Do you run? Did you read Born to Run, and what did you think?  

13 thoughts on “Re-reading Born to Run

  1. A perfect read when I know I need to do 8-9 miles on Sunday for my September 1/2 plan. The last two weeks have been tough with the heat, and I’ve had to let go of speed training and following the TLAM 1/2 plan to a tee.

    1. @Griffin – it is very motivational. And just fun in general – I get shivers in the ending scene when (spoiler alert – but it’s non-fiction, so not exactly unknown) Jurek bows to the winning Tarahumara runner.

      1. Don’t worry about spoilers. I’ve read it and heard him speak at Harvard a couple of years ago. I’ve heard he is writing something else and am eagerly awaiting its arrival.

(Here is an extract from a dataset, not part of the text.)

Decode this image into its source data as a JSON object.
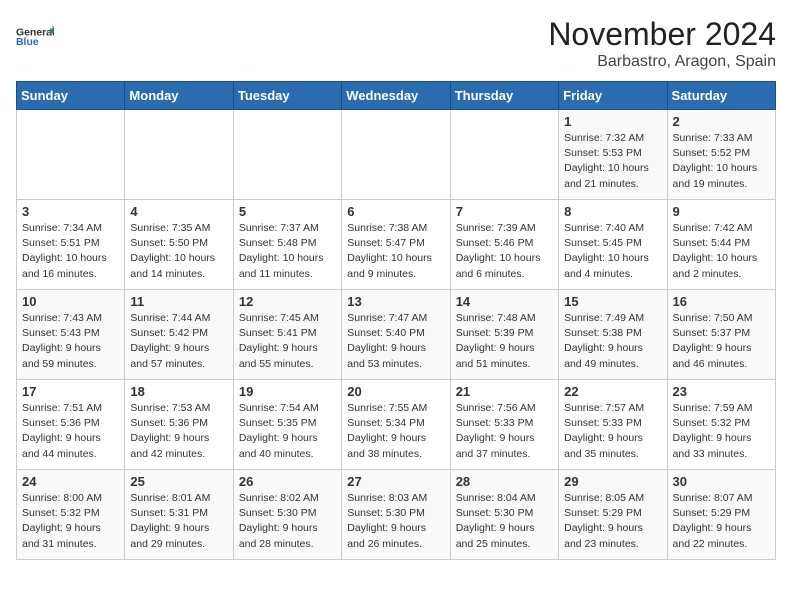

  2. I have Born to Run but haven’t started it yet. Today is my long run and I have been looking forward to it all week! Lots of traveling has kept me from getting out for a long run for a couple weeks. Running has changed my life in ways that I didn’t even consider. I am a like a running pusher, I want everyone to get out there and love it as much as me, lol!

  3. I’be heard of but never read that book. I enjoy running and am training for my first 1/2 since my son was born back in December. I’m still amazed how fast my body was able to bounce back and get back in shape.

  4. I agree, the limitations most people see in long distance running are in the mind. After running my first marathon it made we wonder what other limitations we impose on ourselves.

  5. This book transformed my running life. I’m getting on in years (late 50s) and pains in my hips made me wonder if I could carry on. After reading Born To Run two years ago I changed my running style – and was able to run the London Marathon this year.

    As for MacDougall’s style of writing – catch what I wrote on my website at the time about RSI (repetitive style injury) and Mr Hyperbole.

  6. Yes, I read it a few years ago (right around the time those ‘barefoot’ running shoes silhouetting the toes were all the rage – 2009?). My own personal core takeaway: my running shoes don’t need to be replaced unless they’re falling apart.

    I’m a fan of the Chi Running and Chi Marathon books. Totally transformed the way I run.

  7. I read Born to Run a couple of years ago and really enjoyed it. I too was skeptical of McDougall suddenly being able to run 50 miles! I also love the theory of us being designed to run. I’m not fast either, but I felt much better about my “slow and steady wins the race” mantra after reading this book.

    I also appreciate your comments about enjoying running. I love running, although I don’t look like a typical runner. It makes me feel good and is helping me lose weight, but mostly I just love it. It makes me feel free and strong and 6 years old again. I get really frustrated with people who push themselves to run even though they hate it. There are so many ways to exercise! Life is too short to force yourself to do things you hate, especially several times a week. There are some days when I don’t want to get out there, and some bad runs or bad moments of runs, but overall I love it, and that keeps me me lacing up my shoes.

    1. @Cailtlin- exactly. I run because I love it. There’s no one forcing you to exercise as an adult. I was thinking of this recently, as I didn’t enjoy team sports, gym class, etc. as a kid (I did swim team when very young and did OK at it). But now, having come to running as an adult, I can see that I’m in better shape than many people who did do team sports as kids. They didn’t have the same motivation to keep it up when no one was signing them up, driving them to practice, making them build a schedule around it, etc. Liking something — meaning there is intrinsic motivation — is hard to beat.

Leave a Reply

Your email address will not be published. Required fields are marked *